Start of DATA UNDER STUDY
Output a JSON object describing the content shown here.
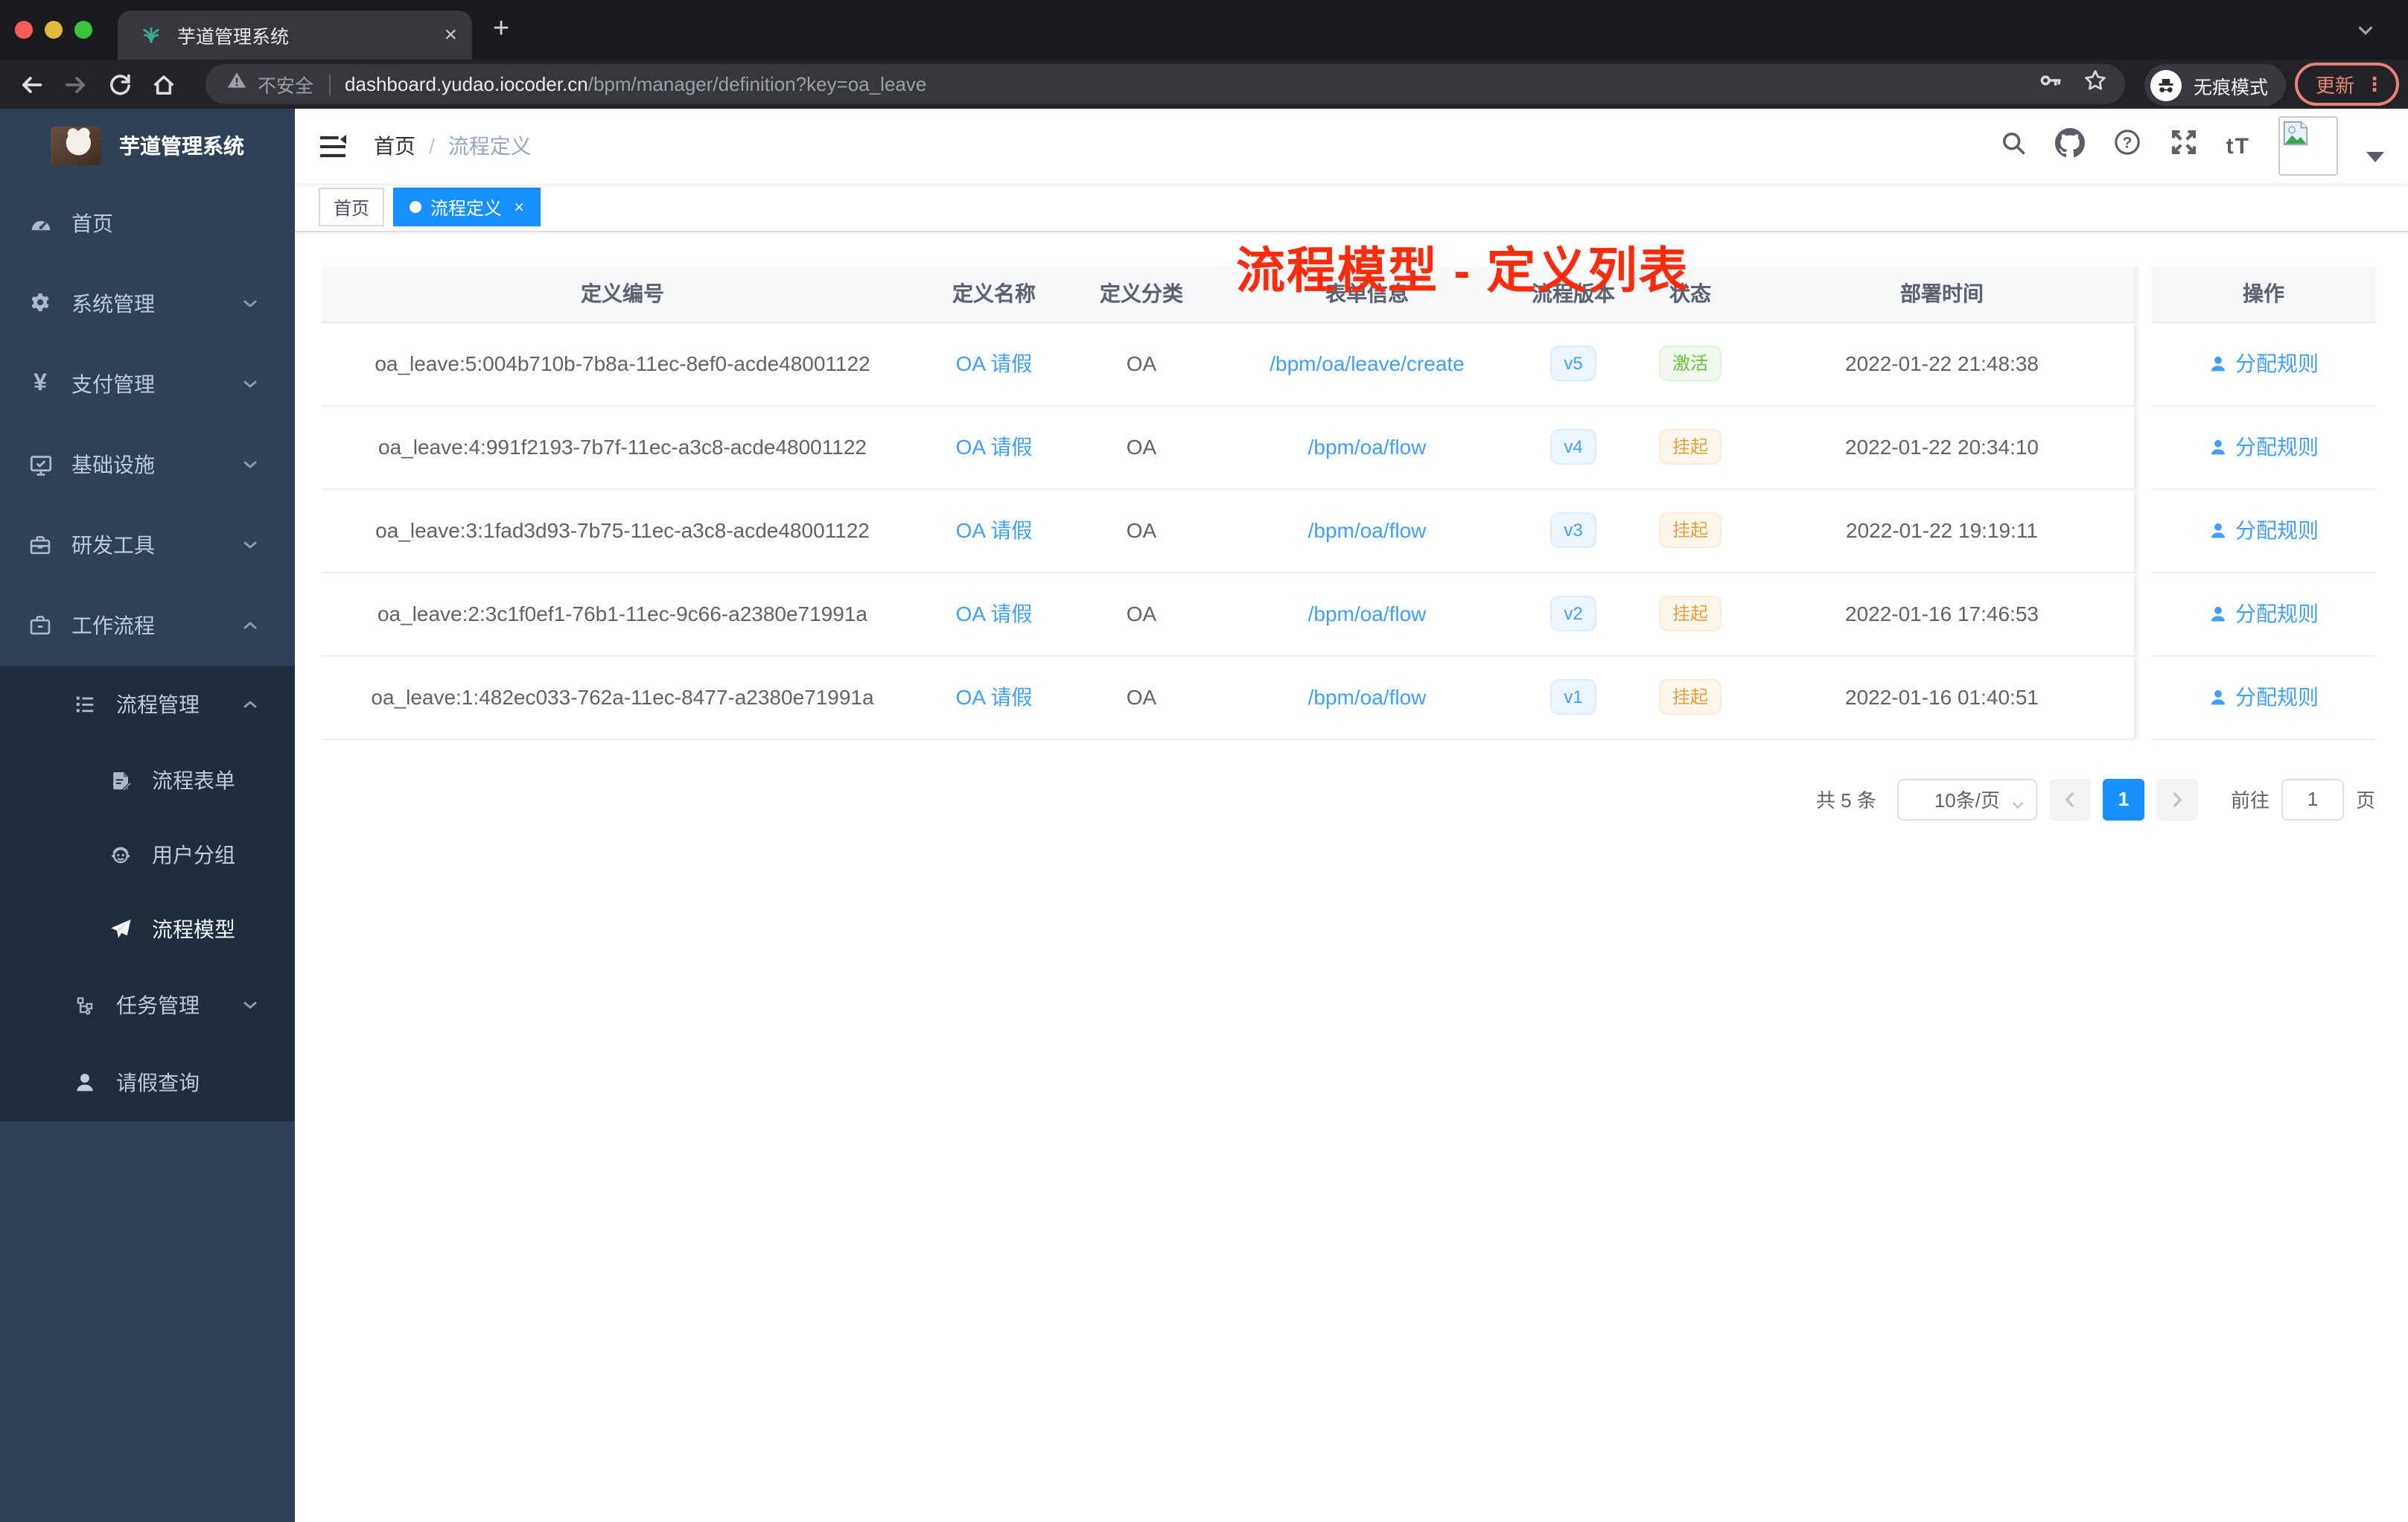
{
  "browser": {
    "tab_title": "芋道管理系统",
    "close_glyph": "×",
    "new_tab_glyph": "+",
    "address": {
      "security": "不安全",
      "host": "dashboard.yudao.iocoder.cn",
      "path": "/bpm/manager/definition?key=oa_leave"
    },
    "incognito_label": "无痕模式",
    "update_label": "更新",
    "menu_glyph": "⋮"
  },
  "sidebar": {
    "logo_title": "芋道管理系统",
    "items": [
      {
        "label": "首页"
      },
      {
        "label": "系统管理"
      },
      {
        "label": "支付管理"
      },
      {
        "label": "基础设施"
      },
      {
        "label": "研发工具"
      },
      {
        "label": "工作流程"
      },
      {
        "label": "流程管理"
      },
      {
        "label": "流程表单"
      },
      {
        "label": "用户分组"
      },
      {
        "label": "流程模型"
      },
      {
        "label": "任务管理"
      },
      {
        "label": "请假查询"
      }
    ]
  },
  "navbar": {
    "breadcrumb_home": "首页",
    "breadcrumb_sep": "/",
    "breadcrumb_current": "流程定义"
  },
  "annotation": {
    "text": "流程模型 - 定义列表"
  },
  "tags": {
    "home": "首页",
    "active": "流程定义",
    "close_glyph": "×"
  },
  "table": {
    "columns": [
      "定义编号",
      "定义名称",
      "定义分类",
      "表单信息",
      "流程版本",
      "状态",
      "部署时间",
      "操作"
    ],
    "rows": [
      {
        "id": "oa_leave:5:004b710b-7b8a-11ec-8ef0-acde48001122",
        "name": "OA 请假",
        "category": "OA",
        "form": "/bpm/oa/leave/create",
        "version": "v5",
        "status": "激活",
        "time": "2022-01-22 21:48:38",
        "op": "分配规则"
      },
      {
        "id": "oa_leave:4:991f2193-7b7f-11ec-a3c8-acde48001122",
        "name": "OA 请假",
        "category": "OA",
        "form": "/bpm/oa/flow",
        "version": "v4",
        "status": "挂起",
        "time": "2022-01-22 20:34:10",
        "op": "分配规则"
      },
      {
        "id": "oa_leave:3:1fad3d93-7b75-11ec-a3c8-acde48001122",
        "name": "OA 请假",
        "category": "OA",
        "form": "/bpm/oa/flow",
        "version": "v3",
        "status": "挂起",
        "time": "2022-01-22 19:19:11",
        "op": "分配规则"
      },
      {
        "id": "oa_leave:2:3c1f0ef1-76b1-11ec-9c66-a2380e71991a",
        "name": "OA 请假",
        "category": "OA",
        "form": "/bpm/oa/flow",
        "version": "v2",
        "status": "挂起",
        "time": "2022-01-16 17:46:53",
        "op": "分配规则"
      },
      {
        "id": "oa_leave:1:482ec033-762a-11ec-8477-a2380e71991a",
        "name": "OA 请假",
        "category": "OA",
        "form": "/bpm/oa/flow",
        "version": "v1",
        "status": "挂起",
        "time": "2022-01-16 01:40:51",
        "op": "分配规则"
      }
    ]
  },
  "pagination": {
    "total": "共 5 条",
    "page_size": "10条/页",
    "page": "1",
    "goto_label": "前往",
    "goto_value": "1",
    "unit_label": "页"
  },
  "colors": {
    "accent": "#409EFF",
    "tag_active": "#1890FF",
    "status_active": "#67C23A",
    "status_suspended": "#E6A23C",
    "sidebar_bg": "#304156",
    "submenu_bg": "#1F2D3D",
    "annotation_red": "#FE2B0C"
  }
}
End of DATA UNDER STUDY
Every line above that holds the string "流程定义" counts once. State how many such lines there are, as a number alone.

SOLVED PROBLEM: 2